Conducted by Valery Gergiev
Brahms’ Tragic Overture and Symphony No 2 in D
Szymanowski’s Symphony No 2
Reviewer: Orson Ernest
Taking the podium for his first Festival as Honorary President, Valery Gergiev brings the London Symphony Orchestra on a four night residency performing the complete symphonies of Johannes Brahms and Karol Szynanowski. Tonight, the second in the stint, brings as much majestic balance and restraint to one of Brahms’ most emotive works, as to colour to one of Szymanowski’s more difficult, restless symphonies, tempered by the formal singularity of the Tragic Overture, which opens the concert.

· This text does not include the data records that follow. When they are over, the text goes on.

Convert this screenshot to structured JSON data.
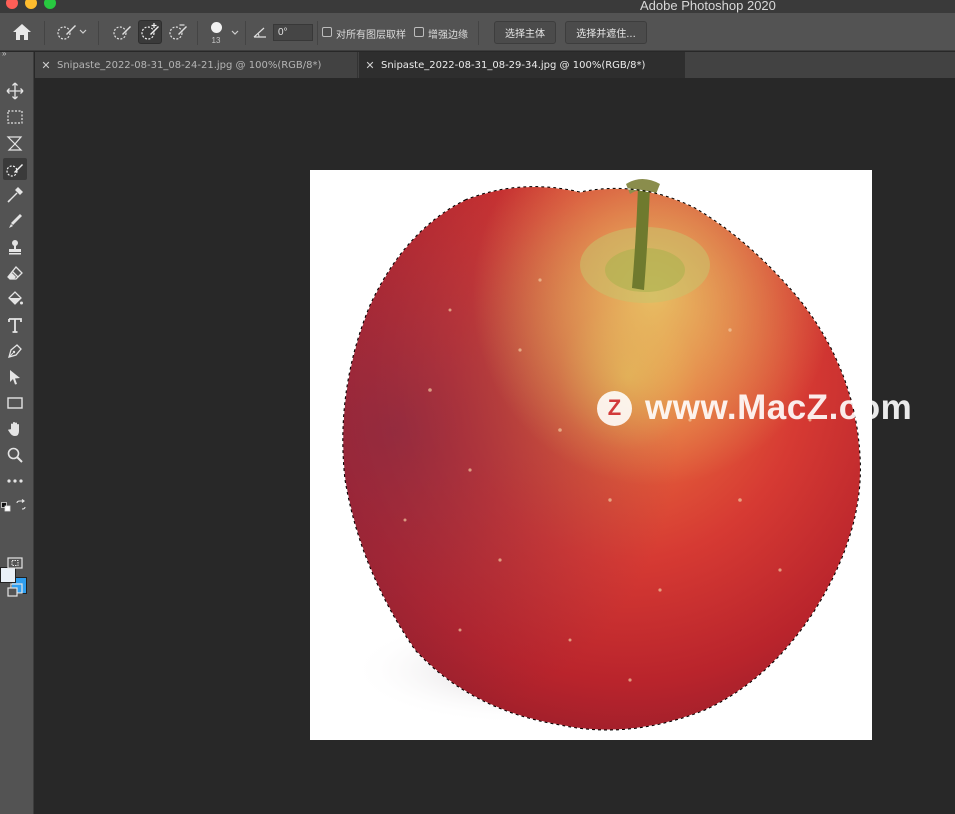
{
  "window": {
    "title": "Adobe Photoshop 2020"
  },
  "options_bar": {
    "brush_size": "13",
    "angle_value": "0°",
    "sample_all_layers_label": "对所有图层取样",
    "sample_all_layers_checked": false,
    "enhance_edge_label": "增强边缘",
    "enhance_edge_checked": false,
    "select_subject_label": "选择主体",
    "select_and_mask_label": "选择并遮住..."
  },
  "tabs": [
    {
      "label": "Snipaste_2022-08-31_08-24-21.jpg @ 100%(RGB/8*)",
      "active": false
    },
    {
      "label": "Snipaste_2022-08-31_08-29-34.jpg @ 100%(RGB/8*)",
      "active": true
    }
  ],
  "toolbar": {
    "collapse": "»",
    "tools": [
      "move-tool-icon",
      "marquee-tool-icon",
      "lasso-tool-icon",
      "quick-selection-tool-icon",
      "eyedropper-tool-icon",
      "brush-tool-icon",
      "stamp-tool-icon",
      "eraser-tool-icon",
      "paint-bucket-tool-icon",
      "type-tool-icon",
      "pen-tool-icon",
      "path-selection-tool-icon",
      "rectangle-tool-icon",
      "hand-tool-icon",
      "zoom-tool-icon",
      "more-tools-icon"
    ],
    "active_tool": "quick-selection-tool-icon",
    "foreground_color": "#eaf1f8",
    "background_color": "#2f9ff0"
  },
  "canvas": {
    "image_subject": "apple-image",
    "watermark_text": "www.MacZ.com",
    "watermark_badge": "Z"
  }
}
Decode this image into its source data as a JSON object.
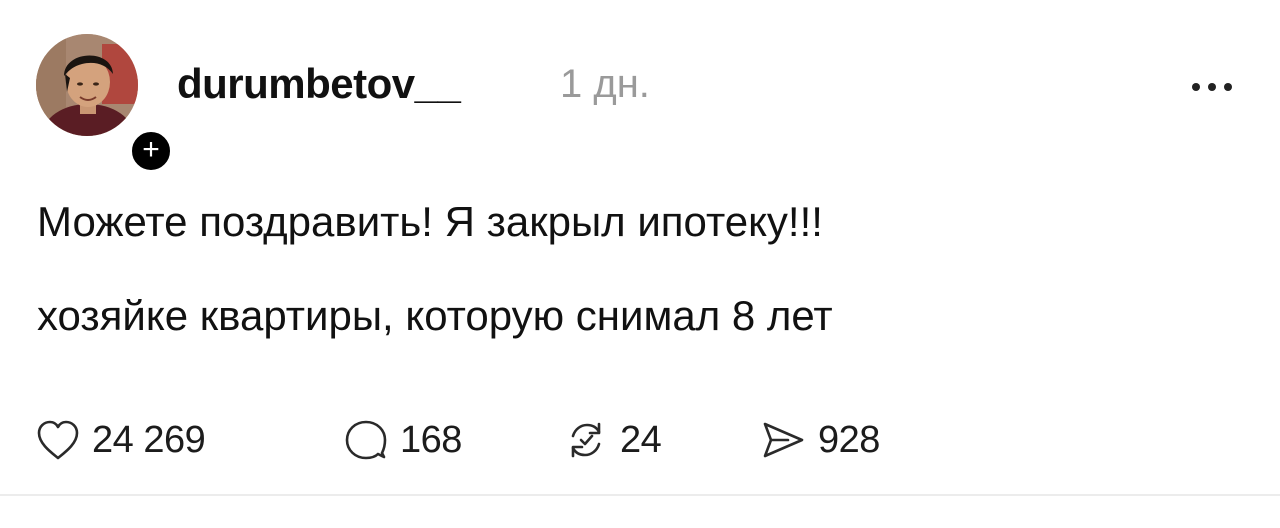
{
  "post": {
    "username": "durumbetov__",
    "time": "1 дн.",
    "text_lines": [
      "Можете поздравить! Я закрыл ипотеку!!!",
      "хозяйке квартиры, которую снимал 8 лет"
    ],
    "follow_symbol": "+"
  },
  "actions": {
    "likes": {
      "icon": "heart-icon",
      "count": "24 269"
    },
    "comments": {
      "icon": "comment-icon",
      "count": "168"
    },
    "reposts": {
      "icon": "repost-icon",
      "count": "24"
    },
    "shares": {
      "icon": "send-icon",
      "count": "928"
    }
  },
  "menu": {
    "icon": "more-dots-icon"
  },
  "colors": {
    "text": "#111111",
    "muted": "#9a9a9a",
    "divider": "#ececec",
    "badge": "#000000"
  }
}
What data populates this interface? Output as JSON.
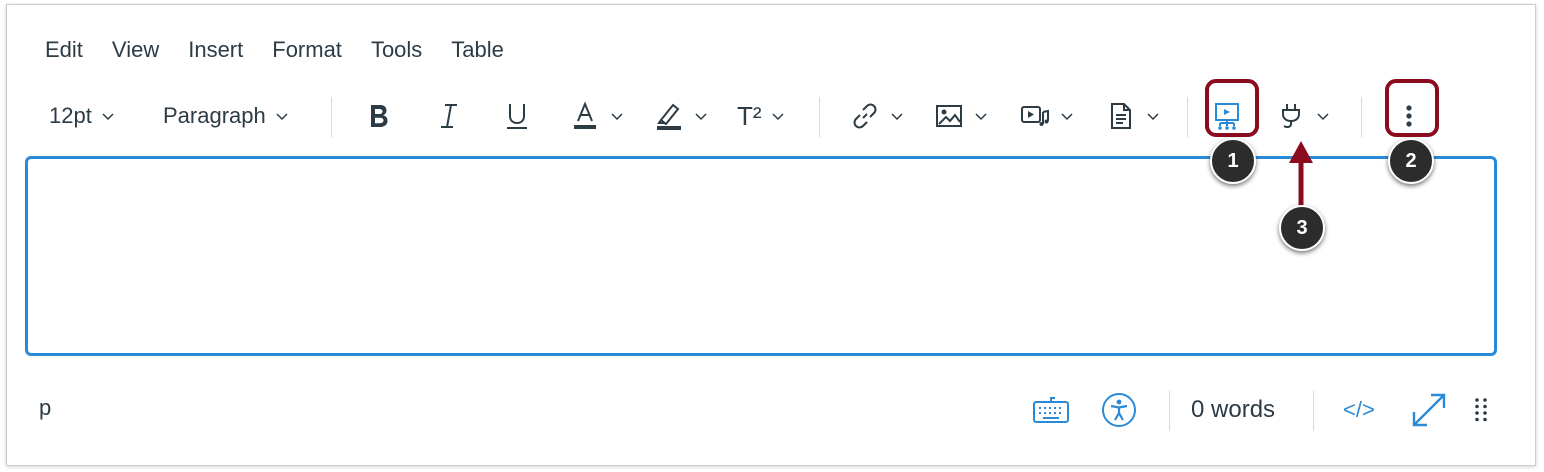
{
  "menubar": {
    "items": [
      {
        "label": "Edit"
      },
      {
        "label": "View"
      },
      {
        "label": "Insert"
      },
      {
        "label": "Format"
      },
      {
        "label": "Tools"
      },
      {
        "label": "Table"
      }
    ]
  },
  "toolbar": {
    "font_size": "12pt",
    "block_format": "Paragraph",
    "superscript_label": "T²",
    "icons": [
      "bold-icon",
      "italic-icon",
      "underline-icon",
      "text-color-icon",
      "highlight-icon",
      "superscript-icon",
      "link-icon",
      "image-icon",
      "media-icon",
      "document-icon",
      "apps-icon",
      "plugin-icon",
      "more-icon"
    ]
  },
  "callouts": {
    "one": "1",
    "two": "2",
    "three": "3"
  },
  "statusbar": {
    "path": "p",
    "word_count": "0 words",
    "html_toggle": "</>"
  },
  "colors": {
    "accent_blue": "#2b8ad8",
    "highlight_red": "#8b0c1e",
    "text": "#2d3b45",
    "callout_bg": "#2c2c2c"
  }
}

The Szymanowski is a tonally, rhythmically complex cloud of defiance. Written to challenge the conventions of late romantic Nationalism, and the trend set by his fellow Pole Chopin, Szymanowski wanted a Polish idiom more musically akin to innovators such as Strauss and Wagner than the folk inspired dances of his contemporaries. His fiery ambition burns grumpily in his Second Symphony, Gergiev gladly stoking the coals. Agitated wild rhythms, fierce harmonies and a resistance to melodic resolve build intensely throughout and the LSO respond with vigour and strength.
Brahms’ Second has divided critics since it was first performed, uncharacteristically composed in a relative outpouring of inspiration, in which Brahms truly found his voice. Intermittently cloudy skies are the setting for this allegedly pastoral work, and Gergiev masterfully balances the light and shade dynamic, which too often is underappreciated as dazzlingly sunny. The melancholy of the melodic lines and flux of their harmonic colour of the first movement, offset by the rhythmic tumult of the second, finally resolving with triumphal reference and borrowing melody from the stately, dignified Tragic Overture is a fitting resolve to a stunning program presided over with tenacity and strength. Catch the concluding half of their residency if you can.
On 17th of August only